## To do:
Where does the string "JSON" appear in the records? Copy every line that contains it.
+--
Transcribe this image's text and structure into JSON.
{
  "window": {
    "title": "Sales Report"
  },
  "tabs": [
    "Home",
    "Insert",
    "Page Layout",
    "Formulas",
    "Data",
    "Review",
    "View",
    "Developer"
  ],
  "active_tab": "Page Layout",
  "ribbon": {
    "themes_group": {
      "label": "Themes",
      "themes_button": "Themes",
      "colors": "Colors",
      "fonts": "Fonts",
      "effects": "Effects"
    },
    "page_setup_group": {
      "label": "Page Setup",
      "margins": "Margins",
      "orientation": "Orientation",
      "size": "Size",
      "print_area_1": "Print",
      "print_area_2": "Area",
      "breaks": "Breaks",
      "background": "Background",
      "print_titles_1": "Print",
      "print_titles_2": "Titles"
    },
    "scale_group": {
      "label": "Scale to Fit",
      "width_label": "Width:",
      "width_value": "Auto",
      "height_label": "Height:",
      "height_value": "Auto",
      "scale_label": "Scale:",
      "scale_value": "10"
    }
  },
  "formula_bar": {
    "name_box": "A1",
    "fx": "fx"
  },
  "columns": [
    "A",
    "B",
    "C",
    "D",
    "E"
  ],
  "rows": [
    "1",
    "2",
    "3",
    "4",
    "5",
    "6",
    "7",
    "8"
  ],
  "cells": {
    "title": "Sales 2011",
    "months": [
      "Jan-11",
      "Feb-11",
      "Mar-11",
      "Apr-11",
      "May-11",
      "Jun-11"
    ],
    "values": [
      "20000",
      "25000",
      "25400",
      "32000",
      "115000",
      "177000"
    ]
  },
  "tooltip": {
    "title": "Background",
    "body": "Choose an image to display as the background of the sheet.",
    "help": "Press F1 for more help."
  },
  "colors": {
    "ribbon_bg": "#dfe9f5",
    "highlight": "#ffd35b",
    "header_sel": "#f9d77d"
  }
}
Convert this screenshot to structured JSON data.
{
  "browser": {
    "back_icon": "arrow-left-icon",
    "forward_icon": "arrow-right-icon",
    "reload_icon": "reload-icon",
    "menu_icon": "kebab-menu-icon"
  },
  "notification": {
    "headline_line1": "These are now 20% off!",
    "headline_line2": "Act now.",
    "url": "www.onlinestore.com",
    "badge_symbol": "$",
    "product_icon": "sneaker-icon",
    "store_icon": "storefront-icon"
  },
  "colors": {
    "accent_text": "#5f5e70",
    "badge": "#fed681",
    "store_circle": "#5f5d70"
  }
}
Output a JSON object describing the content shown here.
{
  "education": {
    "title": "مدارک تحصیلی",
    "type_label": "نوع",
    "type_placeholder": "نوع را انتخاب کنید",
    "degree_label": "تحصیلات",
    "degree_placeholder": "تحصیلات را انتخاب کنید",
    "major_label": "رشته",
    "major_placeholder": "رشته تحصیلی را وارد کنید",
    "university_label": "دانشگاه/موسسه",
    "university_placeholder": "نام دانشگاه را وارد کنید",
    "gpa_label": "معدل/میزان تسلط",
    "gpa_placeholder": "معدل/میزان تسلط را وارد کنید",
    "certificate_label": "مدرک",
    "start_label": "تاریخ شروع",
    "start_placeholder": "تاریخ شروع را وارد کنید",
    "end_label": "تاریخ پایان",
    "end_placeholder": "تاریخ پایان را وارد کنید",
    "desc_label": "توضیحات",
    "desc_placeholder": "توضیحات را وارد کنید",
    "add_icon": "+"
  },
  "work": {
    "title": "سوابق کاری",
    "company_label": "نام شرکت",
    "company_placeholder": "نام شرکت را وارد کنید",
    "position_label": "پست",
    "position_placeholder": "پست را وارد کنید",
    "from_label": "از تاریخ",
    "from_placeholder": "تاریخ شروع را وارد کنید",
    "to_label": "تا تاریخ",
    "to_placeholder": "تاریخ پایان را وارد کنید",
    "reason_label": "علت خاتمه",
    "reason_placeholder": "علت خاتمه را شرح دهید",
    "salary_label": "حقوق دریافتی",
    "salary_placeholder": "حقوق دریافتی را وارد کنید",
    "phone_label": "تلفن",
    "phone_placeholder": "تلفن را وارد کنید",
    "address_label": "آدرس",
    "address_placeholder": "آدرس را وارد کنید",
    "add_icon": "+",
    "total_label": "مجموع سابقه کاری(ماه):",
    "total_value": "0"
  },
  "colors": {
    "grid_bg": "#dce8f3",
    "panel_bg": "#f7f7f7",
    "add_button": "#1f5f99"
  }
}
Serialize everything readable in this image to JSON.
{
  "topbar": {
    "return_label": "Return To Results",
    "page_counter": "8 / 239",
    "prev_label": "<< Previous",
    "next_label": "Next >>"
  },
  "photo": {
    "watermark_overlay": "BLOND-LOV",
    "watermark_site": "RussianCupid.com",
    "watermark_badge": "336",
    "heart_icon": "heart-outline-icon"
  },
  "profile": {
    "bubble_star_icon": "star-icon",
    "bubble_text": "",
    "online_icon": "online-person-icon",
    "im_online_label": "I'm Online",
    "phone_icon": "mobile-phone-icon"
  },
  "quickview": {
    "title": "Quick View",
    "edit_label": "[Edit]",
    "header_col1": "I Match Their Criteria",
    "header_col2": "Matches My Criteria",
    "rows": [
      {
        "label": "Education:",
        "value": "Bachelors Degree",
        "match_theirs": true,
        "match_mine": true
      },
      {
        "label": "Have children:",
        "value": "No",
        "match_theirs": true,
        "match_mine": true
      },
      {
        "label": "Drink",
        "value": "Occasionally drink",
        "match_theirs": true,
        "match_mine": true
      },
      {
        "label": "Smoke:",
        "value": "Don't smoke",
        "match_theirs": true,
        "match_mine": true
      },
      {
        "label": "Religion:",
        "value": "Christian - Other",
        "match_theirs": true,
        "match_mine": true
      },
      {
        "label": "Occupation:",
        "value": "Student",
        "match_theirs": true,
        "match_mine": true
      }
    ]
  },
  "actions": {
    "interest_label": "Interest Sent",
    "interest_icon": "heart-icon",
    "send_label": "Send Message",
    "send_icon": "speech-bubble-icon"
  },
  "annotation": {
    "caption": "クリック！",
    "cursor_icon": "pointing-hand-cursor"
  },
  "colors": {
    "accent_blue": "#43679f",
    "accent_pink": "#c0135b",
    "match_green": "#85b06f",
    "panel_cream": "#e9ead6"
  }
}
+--
## Output of the exercise:
Transcribe this image's text and structure into JSON.
Convert this screenshot to structured JSON data.
Output a JSON object describing the content shown here.
Serialize everything readable in this image to JSON.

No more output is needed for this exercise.